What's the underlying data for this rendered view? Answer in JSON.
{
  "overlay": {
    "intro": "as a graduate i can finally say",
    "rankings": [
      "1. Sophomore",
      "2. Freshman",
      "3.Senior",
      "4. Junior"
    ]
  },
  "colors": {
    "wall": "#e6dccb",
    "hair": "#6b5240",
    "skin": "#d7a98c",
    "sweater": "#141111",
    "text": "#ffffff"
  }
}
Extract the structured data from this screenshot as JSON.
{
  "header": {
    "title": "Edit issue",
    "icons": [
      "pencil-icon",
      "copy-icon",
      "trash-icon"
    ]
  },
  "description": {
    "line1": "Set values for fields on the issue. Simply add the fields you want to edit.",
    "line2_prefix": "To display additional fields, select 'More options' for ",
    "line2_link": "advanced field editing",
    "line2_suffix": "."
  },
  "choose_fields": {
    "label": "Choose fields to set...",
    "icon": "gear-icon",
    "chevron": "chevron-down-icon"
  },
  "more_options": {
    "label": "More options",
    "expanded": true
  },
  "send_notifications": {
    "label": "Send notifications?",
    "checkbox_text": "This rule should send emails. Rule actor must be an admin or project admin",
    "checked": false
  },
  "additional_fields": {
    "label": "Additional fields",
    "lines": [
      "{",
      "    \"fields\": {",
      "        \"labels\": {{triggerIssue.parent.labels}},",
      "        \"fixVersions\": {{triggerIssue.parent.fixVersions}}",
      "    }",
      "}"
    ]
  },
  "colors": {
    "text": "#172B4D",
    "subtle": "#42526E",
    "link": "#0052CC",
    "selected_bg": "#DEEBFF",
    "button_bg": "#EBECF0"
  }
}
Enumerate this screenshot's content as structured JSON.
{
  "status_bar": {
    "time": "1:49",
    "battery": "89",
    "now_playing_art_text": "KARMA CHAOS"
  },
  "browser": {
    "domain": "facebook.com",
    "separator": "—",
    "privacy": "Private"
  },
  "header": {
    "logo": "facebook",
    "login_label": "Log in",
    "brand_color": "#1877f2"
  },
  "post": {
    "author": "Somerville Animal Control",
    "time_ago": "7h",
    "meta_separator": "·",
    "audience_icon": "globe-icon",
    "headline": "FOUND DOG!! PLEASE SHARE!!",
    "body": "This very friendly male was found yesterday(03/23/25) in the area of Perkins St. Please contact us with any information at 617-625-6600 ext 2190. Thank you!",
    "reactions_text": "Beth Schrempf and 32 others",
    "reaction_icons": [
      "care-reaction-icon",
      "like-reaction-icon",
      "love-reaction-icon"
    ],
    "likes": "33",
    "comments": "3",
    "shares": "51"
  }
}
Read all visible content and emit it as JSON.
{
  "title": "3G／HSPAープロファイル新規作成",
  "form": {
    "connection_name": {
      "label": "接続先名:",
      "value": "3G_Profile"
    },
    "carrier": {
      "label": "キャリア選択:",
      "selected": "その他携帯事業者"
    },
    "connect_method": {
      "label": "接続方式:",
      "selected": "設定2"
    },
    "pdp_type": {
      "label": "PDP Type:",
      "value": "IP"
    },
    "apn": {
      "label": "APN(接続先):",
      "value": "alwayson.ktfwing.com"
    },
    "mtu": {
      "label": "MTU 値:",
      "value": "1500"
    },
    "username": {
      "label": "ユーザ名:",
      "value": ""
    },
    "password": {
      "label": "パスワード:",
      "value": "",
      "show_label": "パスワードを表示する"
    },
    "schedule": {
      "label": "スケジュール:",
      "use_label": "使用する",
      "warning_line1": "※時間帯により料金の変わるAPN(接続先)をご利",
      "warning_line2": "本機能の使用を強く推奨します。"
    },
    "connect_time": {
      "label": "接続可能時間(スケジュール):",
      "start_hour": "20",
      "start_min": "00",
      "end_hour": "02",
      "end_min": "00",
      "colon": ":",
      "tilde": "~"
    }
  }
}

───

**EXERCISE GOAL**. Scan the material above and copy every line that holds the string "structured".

**RESPONSE TO THE EXERCISE**.
Extract the structured data from this screenshot as JSON.
Enumerate this screenshot's content as structured JSON.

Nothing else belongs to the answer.